## ASSIGNMENT
Within the material below, how many lines include "JSON"? Answer with the count only.
DATA FOR THIS EXERCISE Start Marker
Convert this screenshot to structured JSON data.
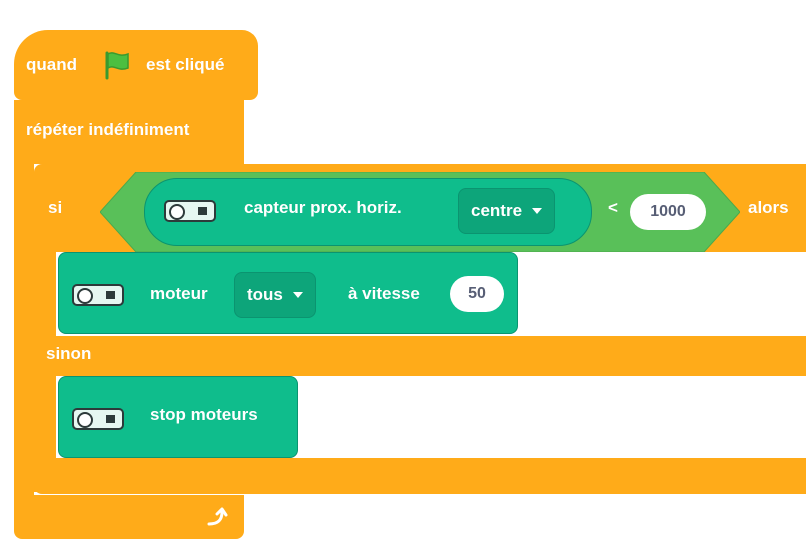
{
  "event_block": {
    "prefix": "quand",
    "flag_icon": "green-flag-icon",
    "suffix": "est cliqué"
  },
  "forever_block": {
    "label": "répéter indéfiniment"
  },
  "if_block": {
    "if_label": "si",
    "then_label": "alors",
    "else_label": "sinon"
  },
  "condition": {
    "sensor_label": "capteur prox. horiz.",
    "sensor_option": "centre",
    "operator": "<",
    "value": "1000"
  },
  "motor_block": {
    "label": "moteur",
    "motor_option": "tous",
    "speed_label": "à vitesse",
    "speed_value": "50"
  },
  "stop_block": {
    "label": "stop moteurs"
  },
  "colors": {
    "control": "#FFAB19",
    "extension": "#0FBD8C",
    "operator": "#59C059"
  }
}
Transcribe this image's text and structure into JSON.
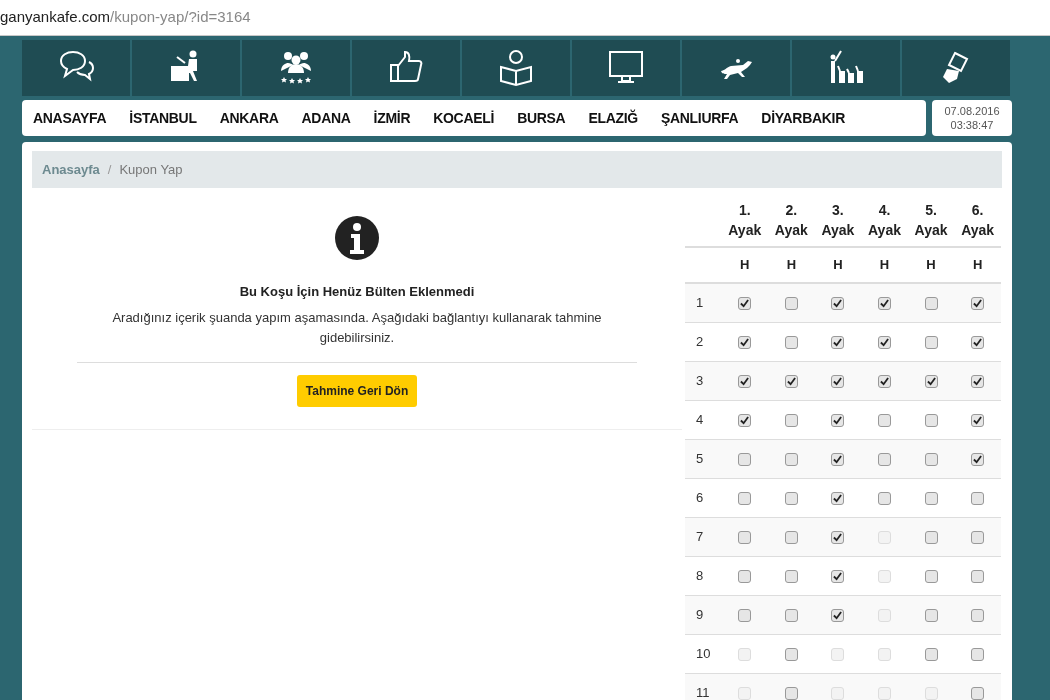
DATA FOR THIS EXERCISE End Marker
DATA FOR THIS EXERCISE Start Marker
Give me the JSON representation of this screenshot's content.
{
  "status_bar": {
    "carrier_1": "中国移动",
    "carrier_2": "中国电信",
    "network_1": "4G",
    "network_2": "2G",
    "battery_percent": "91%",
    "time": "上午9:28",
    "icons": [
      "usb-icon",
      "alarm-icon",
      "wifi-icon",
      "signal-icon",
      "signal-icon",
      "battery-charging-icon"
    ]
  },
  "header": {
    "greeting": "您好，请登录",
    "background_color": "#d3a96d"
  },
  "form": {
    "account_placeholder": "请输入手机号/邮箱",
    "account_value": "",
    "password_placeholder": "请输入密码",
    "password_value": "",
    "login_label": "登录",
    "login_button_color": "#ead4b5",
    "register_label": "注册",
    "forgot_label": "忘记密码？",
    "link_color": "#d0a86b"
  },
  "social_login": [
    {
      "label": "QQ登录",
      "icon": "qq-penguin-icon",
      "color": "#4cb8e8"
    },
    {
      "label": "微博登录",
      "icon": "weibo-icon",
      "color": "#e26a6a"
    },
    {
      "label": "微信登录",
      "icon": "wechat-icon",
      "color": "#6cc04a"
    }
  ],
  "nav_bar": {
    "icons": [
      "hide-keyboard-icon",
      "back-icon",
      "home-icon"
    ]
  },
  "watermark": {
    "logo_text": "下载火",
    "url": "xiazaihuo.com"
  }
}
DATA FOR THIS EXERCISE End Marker
## REPLY
3